So Happy to See You
This summer I saw him smiling and my heart was full. It seemed poetic as I watched a video of him smiling at the camera and dancing at Beyonce’s Renaissance world tour. My heart was full, knowing the renaissance that he has gone through over the last several years and to now see him fully embracing and enjoying his life.
We met at a dinner party, talked for a bit, and at the end of the night we exchanged business cards. That happens often. I figured that maybe we would meet up for coffee once and then stay connected just to keep each other in the loop about trends in our industry and networking events that we were both fond of. Unexpectedly, and fortunately, that is not what happened. Instead, we met up for coffee and could not stop chatting. It was a natural connection, and I knew this guy would be a friend.
He is smart, kind, encouraging, and always committed to learning.
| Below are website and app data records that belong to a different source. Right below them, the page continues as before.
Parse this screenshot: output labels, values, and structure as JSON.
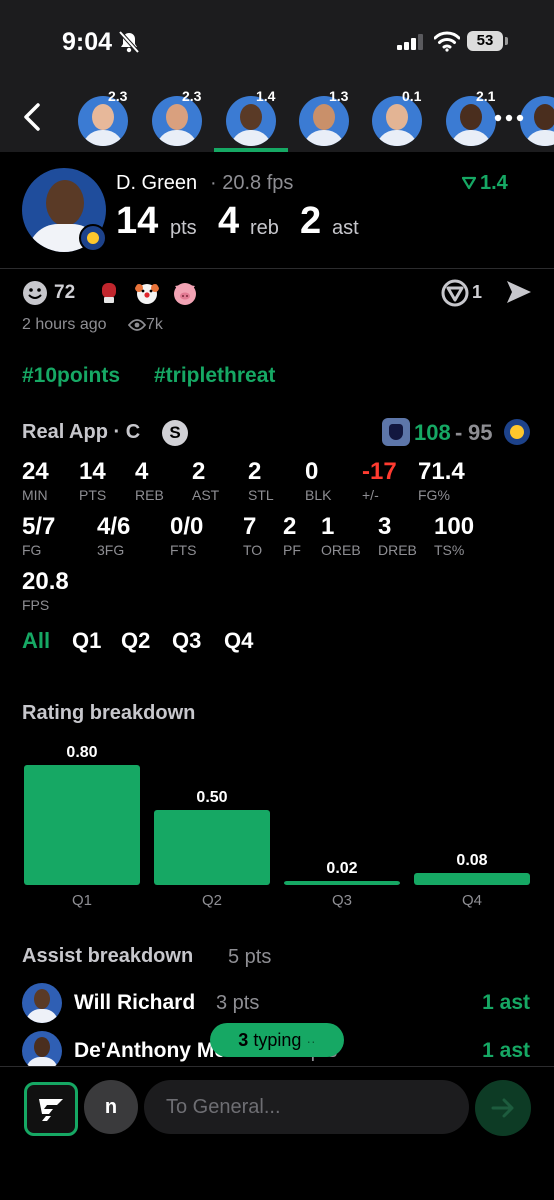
{
  "status": {
    "time": "9:04",
    "battery": "53"
  },
  "strip": {
    "players": [
      {
        "score": "2.3",
        "skin": "#e7b89a"
      },
      {
        "score": "2.3",
        "skin": "#d9a07e"
      },
      {
        "score": "1.4",
        "skin": "#5a3a26"
      },
      {
        "score": "1.3",
        "skin": "#c9906a"
      },
      {
        "score": "0.1",
        "skin": "#e3b494"
      },
      {
        "score": "2.1",
        "skin": "#4a2e1e"
      },
      {
        "score": "",
        "skin": "#4a2e1e"
      }
    ]
  },
  "player": {
    "name": "D. Green",
    "fps_text": "· 20.8 fps",
    "delta": "1.4",
    "pts": "14",
    "pts_label": "pts",
    "reb": "4",
    "reb_label": "reb",
    "ast": "2",
    "ast_label": "ast"
  },
  "reactions": {
    "count": "72",
    "votes": "1",
    "time": "2 hours ago",
    "views": "7k"
  },
  "hashtags": [
    "#10points",
    "#triplethreat"
  ],
  "game": {
    "source": "Real App · C",
    "badge": "S",
    "team_score": "108",
    "dash": "-",
    "opp_score": "95",
    "stats": [
      {
        "value": "24",
        "label": "MIN"
      },
      {
        "value": "14",
        "label": "PTS"
      },
      {
        "value": "4",
        "label": "REB"
      },
      {
        "value": "2",
        "label": "AST"
      },
      {
        "value": "2",
        "label": "STL"
      },
      {
        "value": "0",
        "label": "BLK"
      },
      {
        "value": "-17",
        "label": "+/-"
      },
      {
        "value": "71.4",
        "label": "FG%"
      },
      {
        "value": "5/7",
        "label": "FG"
      },
      {
        "value": "4/6",
        "label": "3FG"
      },
      {
        "value": "0/0",
        "label": "FTS"
      },
      {
        "value": "7",
        "label": "TO"
      },
      {
        "value": "2",
        "label": "PF"
      },
      {
        "value": "1",
        "label": "OREB"
      },
      {
        "value": "3",
        "label": "DREB"
      },
      {
        "value": "100",
        "label": "TS%"
      },
      {
        "value": "20.8",
        "label": "FPS"
      }
    ],
    "tabs": [
      "All",
      "Q1",
      "Q2",
      "Q3",
      "Q4"
    ]
  },
  "chart_title": "Rating breakdown",
  "chart_data": {
    "type": "bar",
    "title": "Rating breakdown",
    "categories": [
      "Q1",
      "Q2",
      "Q3",
      "Q4"
    ],
    "values": [
      0.8,
      0.5,
      0.02,
      0.08
    ],
    "value_labels": [
      "0.80",
      "0.50",
      "0.02",
      "0.08"
    ],
    "ylim": [
      0,
      0.8
    ],
    "color": "#16a864"
  },
  "assists": {
    "title": "Assist breakdown",
    "pts": "5 pts",
    "rows": [
      {
        "name": "Will Richard",
        "pts": "3 pts",
        "ast": "1 ast"
      },
      {
        "name": "De'Anthony Melton",
        "pts": "2 pts",
        "ast": "1 ast"
      }
    ]
  },
  "typing": {
    "count": "3",
    "label": "typing",
    "dots": "··"
  },
  "composer": {
    "user_initial": "n",
    "placeholder": "To General..."
  },
  "colors": {
    "accent": "#16a864",
    "negative": "#ff3b30",
    "background": "#000000"
  }
}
Building a friendship with him was easy. We hung out with each other; sometimes we would hang out with our mutual friends. No matter the case, we would always have a good time. I was delighted by the new gift of friendship. Later I was even more delighted when he invited me deeper into his world.
At brunch one Saturday he noticed me looking at a guy across the room. He asked me if that was the kind of man that typically catches and keeps my eye. I confirmed that to be true.
Then he went on to tell me about the men that he finds attractive. I stuttered a bit asking him to repeat himself. I was sure that I did not hear him correctly. Nope! In fact, I did hear correctly. After months of building our friendship, he was trusting me and sharing that he identified as bisexual. It was a piece of him that he had not shared with very many people, so I felt honored he had shared it with me.
Since then, I have witnessed him grow more comfortable with himself, overcoming some of the challenges and obstacles faced by people who identify as bisexual. It has strengthened my empathy for a part of the LGBTQIA+ community that I think is sometimes ignored and often misunderstood.
Coming out/inviting is not easy for everyone. We live in a world where fear and discrimination still exist. A world where the price you pay for living your truth may be living a life of forced isolation from your family if they choose not to accept you. Where friends may become foes. Where if you cannot fit neatly into the box someone else has created for you, they will box you out from opportunities for friendship and love. Where myths about bisexual Black and Latino men in particular have demonized them. A world where you could be standing right in front of someone as your full self, and they may choose not to see you at all. Even though we all deserve to be seen.
I see my friend, though, and I reaffirm his wholeness. I am proud of the self-work he has done to be able to navigate the conversations with women and men about his attraction to both genders. His commitment to his truth is now bigger than his fear of rejection.
Even in his professional life he has become more confident. At a recent meeting for a diverse leaders networking group he is a member of, he raised his hand and voice in a discussion that years ago he would have sat silent in. No one in the group previously knew that he identified as bisexual. His comments that day made his dual identities known. He opened himself up to be seen more fully and was embraced.
I hope to see more of that. I am so happy to see him. ▼
Clarence J. Fluker is a public affairs and social impact strategist. Since 2008, he’s also been a contributing writer for Swerv, a lifestyle periodical celebrating African American LGBTQ+ culture and community. Follow him on Instagram: @Mr_CJFluker.